Employer discrimination of lactating employed mothers is becoming more common as women begin to assert their Federally and State protected rights to a lactation accommodation. Creating a hostile working environment creates a barrier to breastfeeding. Many women will opt to not breastfeed than to assert their rights.
One of the strongest positive health behaviors that a mother can take to ensure the health of her child and herself is to exclusively breastfeed. How can we reconcile public health recommendations for extended and exclusive breastfeeding, when our employers are unsupportive?
Returning to work is the number one barrier to breastfeeding for most women, but not for employees whose employers have lactation accommodation policy and programs. Research shows that when an employer communicates support for the lactating employee, women return to work earlier and at a higher percentage, with retention rates reaching almost 100%. Employers reap the rewards of productivity and lowered health care costs.
Pregnancy discrimination in the workplace has increased dramatically in the last 10 years, however the US Equal Employment Opportunity Commission (EEOC) is crippled in protecting lactating women in the workplace. The most recent case out of Houston demonstrates how the national case law does not recognize “lactation” as a medical condition related to pregnancy. The solution is to change the law.
Tell your US Congressional representatives to pass the Breastfeeding Promotion Act of 2011: this act will amend the Civil Rights Act of 1964 to protect breastfeeding women from termination or discrimination and extend federal lactation accommodation protection to teachers, administrators and other exempt employees.
If you live in California: Support AB 2836. Assemblyman Allen (D-Santa Rosa) has introduced this legislation, which will change the definition of “sex” to include “lactation”, making discrimination of a breastfeeding employed mother formally sex discrimination.
If you live in New York: Support New York bill S6273/A9114 which will allow “reasonable accommodations for pregnant workers”. Pregnant women are often forced to take unpaid leave or are fired. This bill will require employers to provide reasonable accommodations for pregnancy, which in turn will allow a pregnant employee to work longer so that she has more job-protected leave after her baby’s birth to breastfeed and bond. California already has this type of pregnancy disability protection.
While Joanne is actively seeking new employment, she has been struggling to make ends meet with a young baby. Her unemployment claim has been denied and the process of filing claims is slow. We can help to make the healthiest choice the easiest choice. An employed mother shouldn’t have to choose between her paycheck and the health of her child. It’s time to end the discrimination of breastfeeding employed mothers.

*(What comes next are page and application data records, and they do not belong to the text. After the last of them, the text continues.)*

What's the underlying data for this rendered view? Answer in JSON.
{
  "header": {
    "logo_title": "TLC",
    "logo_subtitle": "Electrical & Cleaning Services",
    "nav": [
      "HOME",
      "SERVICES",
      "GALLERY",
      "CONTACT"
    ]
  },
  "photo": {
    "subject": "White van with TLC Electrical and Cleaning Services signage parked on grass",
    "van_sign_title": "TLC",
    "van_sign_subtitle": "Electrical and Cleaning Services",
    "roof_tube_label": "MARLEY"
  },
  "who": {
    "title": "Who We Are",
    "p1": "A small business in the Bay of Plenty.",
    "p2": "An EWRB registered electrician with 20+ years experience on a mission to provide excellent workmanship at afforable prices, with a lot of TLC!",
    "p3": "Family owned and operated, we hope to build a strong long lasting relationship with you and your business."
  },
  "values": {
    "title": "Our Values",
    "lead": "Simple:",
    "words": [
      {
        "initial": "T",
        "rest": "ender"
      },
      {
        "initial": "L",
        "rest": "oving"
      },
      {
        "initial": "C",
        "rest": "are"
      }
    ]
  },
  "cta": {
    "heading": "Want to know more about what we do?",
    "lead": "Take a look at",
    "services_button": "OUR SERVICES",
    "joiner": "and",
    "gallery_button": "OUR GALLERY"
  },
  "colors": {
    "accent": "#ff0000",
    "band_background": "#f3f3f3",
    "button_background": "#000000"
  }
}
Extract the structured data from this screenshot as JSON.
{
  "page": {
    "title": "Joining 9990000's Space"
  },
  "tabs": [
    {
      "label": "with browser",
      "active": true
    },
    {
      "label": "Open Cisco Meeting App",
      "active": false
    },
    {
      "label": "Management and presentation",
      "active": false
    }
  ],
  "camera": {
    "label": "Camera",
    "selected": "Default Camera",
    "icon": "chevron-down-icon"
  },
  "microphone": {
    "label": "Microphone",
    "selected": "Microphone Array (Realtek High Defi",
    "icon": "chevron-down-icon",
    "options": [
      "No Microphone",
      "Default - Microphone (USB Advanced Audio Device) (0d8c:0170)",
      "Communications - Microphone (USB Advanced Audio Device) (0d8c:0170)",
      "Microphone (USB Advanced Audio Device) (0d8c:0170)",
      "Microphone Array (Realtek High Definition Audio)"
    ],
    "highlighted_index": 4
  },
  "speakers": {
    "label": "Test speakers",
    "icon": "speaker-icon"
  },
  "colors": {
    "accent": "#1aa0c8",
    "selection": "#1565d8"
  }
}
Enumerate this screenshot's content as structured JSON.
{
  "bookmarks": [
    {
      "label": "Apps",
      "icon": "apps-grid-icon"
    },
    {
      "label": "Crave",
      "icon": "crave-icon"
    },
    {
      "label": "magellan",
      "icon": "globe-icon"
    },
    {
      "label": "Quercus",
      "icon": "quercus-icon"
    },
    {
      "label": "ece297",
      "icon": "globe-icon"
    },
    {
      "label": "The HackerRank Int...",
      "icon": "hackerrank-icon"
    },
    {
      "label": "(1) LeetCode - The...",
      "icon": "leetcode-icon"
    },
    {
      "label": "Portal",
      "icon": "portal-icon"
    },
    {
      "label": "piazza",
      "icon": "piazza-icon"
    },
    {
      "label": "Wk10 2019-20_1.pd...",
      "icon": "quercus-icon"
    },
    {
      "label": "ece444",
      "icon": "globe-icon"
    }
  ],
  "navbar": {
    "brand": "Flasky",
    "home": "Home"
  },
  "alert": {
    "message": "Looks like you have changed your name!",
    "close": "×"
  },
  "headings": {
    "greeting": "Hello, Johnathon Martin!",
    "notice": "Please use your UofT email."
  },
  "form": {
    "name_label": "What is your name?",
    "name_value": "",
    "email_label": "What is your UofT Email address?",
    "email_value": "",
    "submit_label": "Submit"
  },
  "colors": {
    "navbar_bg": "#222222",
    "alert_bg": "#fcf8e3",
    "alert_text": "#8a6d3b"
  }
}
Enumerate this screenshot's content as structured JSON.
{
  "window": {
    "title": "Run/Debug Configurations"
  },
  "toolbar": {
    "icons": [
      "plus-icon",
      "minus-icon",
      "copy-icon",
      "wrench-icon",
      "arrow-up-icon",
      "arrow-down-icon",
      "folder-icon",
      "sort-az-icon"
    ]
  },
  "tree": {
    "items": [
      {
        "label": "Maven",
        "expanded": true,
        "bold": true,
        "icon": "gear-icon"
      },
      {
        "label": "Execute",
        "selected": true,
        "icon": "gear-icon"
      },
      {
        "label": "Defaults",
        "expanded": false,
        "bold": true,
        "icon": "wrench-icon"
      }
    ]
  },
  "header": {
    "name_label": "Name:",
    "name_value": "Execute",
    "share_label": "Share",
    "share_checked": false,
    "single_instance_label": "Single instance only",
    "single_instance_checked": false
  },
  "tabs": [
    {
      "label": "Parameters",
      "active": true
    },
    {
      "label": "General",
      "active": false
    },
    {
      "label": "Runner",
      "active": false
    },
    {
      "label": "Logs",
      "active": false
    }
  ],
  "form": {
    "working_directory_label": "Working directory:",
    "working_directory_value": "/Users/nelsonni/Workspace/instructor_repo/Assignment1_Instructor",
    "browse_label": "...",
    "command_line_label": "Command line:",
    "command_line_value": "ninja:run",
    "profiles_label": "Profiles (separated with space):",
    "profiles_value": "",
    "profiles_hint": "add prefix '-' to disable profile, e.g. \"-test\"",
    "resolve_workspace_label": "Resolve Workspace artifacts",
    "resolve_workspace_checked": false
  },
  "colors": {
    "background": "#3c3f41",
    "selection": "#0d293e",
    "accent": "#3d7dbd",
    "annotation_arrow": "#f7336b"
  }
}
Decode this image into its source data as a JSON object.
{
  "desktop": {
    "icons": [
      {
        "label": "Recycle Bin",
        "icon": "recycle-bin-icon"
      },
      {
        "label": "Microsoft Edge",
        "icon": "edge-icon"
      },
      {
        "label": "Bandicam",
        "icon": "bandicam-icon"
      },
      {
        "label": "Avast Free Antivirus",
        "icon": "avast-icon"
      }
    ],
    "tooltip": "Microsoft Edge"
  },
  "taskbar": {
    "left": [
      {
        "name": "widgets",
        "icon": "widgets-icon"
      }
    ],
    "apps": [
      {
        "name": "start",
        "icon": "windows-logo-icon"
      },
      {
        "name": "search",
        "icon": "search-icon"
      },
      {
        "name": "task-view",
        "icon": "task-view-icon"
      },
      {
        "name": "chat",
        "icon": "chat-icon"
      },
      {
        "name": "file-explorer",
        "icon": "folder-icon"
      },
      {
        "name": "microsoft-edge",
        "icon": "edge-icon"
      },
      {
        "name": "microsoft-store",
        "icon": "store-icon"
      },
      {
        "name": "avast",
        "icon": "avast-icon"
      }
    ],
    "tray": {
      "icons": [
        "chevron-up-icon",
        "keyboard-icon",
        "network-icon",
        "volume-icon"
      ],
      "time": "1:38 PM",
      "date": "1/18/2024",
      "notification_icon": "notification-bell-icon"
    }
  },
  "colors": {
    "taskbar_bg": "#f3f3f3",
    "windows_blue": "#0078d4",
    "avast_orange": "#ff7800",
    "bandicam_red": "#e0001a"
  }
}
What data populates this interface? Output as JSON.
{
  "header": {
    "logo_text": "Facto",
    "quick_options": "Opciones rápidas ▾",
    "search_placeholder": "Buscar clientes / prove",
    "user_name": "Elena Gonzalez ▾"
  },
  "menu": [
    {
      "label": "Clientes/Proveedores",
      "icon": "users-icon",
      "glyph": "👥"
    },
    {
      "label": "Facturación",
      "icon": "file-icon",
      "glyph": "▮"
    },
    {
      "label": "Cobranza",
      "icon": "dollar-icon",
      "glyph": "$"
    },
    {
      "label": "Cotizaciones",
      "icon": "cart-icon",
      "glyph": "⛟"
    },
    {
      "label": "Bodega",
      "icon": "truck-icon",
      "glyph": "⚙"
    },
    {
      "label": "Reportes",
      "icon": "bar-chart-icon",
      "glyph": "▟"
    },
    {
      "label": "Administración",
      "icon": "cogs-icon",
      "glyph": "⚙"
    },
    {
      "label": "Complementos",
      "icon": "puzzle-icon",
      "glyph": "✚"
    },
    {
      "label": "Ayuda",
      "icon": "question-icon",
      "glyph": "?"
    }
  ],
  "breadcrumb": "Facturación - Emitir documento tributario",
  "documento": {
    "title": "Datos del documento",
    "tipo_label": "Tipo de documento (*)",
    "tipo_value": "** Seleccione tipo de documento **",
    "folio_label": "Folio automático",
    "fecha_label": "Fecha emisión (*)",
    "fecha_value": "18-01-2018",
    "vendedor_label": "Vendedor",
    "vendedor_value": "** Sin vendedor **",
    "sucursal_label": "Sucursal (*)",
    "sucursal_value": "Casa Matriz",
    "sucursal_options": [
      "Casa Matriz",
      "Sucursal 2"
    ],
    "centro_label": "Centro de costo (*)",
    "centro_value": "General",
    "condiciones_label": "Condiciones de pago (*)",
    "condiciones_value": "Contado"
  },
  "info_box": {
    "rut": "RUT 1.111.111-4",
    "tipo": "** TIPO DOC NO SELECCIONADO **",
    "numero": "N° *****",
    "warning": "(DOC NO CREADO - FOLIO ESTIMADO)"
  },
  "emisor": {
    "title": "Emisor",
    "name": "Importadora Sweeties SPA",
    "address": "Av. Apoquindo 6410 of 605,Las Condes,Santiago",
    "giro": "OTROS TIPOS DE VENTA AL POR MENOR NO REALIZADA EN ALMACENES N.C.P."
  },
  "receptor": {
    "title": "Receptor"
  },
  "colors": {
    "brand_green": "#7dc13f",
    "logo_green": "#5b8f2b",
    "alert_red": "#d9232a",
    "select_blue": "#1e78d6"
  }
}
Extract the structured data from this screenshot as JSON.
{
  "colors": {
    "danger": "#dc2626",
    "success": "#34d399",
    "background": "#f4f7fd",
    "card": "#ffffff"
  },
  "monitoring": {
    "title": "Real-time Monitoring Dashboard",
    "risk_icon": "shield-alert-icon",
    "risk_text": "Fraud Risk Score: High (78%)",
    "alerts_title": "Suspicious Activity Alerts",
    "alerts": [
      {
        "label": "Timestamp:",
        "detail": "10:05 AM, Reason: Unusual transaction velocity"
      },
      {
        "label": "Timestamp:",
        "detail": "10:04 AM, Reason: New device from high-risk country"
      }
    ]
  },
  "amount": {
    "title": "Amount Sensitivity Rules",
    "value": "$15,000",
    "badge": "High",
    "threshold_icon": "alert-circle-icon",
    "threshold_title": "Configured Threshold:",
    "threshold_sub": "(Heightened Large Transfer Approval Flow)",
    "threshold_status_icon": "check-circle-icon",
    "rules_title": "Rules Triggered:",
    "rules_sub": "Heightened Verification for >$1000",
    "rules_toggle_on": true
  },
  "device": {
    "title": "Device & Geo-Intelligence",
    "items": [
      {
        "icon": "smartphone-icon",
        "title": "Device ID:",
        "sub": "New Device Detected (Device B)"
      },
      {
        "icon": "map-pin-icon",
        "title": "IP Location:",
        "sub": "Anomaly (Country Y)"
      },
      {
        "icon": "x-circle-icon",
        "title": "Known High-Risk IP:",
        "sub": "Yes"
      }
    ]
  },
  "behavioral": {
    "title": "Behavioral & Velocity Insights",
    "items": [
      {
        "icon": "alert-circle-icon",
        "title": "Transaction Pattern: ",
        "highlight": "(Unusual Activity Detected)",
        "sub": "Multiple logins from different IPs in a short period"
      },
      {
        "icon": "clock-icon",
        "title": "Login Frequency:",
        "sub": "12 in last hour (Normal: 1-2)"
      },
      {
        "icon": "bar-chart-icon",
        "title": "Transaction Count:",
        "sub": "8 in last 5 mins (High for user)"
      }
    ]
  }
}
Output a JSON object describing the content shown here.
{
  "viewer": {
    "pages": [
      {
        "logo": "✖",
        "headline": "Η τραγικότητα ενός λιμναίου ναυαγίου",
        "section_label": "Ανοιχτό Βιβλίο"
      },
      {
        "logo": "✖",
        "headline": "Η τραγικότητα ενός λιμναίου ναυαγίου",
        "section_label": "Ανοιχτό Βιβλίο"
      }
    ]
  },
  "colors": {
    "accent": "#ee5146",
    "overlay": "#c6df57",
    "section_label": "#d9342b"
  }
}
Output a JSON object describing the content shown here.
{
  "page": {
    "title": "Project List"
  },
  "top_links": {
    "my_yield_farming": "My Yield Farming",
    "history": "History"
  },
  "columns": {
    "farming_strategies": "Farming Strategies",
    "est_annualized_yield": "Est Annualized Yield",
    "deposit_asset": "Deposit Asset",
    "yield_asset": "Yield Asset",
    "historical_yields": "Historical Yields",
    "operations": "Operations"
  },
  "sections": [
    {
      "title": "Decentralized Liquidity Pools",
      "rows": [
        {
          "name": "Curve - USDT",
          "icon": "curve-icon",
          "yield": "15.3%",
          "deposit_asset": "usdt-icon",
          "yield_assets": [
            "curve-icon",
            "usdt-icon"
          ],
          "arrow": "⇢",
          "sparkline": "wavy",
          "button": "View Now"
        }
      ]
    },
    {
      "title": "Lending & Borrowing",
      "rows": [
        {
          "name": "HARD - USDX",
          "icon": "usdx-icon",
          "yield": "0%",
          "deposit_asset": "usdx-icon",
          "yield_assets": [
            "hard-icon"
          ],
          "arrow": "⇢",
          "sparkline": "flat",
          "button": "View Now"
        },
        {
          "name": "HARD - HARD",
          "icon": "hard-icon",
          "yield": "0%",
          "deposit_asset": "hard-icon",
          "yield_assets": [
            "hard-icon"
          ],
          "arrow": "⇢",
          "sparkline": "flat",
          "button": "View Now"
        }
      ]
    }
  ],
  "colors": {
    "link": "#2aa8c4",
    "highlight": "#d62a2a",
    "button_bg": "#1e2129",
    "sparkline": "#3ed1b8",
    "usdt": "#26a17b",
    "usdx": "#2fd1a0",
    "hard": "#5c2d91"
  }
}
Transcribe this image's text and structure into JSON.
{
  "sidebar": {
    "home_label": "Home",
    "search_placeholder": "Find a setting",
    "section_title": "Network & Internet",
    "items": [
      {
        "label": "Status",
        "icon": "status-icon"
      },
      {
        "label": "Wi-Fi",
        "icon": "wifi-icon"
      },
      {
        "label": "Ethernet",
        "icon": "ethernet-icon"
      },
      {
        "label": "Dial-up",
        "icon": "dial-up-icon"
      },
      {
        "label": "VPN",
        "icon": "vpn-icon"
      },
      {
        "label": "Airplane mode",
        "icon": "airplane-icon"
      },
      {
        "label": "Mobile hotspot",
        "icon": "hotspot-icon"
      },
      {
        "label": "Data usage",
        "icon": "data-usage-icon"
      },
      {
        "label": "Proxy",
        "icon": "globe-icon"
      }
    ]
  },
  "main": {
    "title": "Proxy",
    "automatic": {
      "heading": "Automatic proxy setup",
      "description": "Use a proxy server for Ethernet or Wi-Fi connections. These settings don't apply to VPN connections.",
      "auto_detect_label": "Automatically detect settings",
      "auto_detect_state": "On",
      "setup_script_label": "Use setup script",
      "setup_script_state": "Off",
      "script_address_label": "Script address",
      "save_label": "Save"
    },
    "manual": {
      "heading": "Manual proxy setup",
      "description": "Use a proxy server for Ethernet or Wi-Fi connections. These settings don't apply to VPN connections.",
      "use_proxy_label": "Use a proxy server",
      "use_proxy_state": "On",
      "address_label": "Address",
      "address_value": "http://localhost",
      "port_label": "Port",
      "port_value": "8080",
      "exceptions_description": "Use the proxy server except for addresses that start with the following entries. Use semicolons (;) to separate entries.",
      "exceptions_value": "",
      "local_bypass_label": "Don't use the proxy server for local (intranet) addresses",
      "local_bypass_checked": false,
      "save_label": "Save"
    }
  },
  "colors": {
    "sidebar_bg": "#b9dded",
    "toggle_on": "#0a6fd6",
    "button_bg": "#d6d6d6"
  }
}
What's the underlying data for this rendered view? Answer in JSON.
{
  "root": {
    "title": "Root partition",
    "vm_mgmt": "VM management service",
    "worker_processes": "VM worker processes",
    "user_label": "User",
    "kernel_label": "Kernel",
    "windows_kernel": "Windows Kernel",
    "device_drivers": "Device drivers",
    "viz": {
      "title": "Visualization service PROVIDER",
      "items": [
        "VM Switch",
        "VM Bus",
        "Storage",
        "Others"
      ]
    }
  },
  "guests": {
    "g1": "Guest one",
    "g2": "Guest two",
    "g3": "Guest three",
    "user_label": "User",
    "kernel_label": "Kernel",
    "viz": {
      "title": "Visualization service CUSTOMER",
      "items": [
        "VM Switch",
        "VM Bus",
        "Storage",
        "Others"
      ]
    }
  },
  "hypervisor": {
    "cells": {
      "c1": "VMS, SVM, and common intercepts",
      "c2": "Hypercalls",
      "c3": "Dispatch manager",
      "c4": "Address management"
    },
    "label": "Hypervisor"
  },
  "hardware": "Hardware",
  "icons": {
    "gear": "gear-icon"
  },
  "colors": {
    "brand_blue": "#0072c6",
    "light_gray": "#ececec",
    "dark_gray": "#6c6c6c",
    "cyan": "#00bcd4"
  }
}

* name changed to protect her identity
This post is part of the International Women's Day blog carnival in partnership with Ms. Foundation for Women.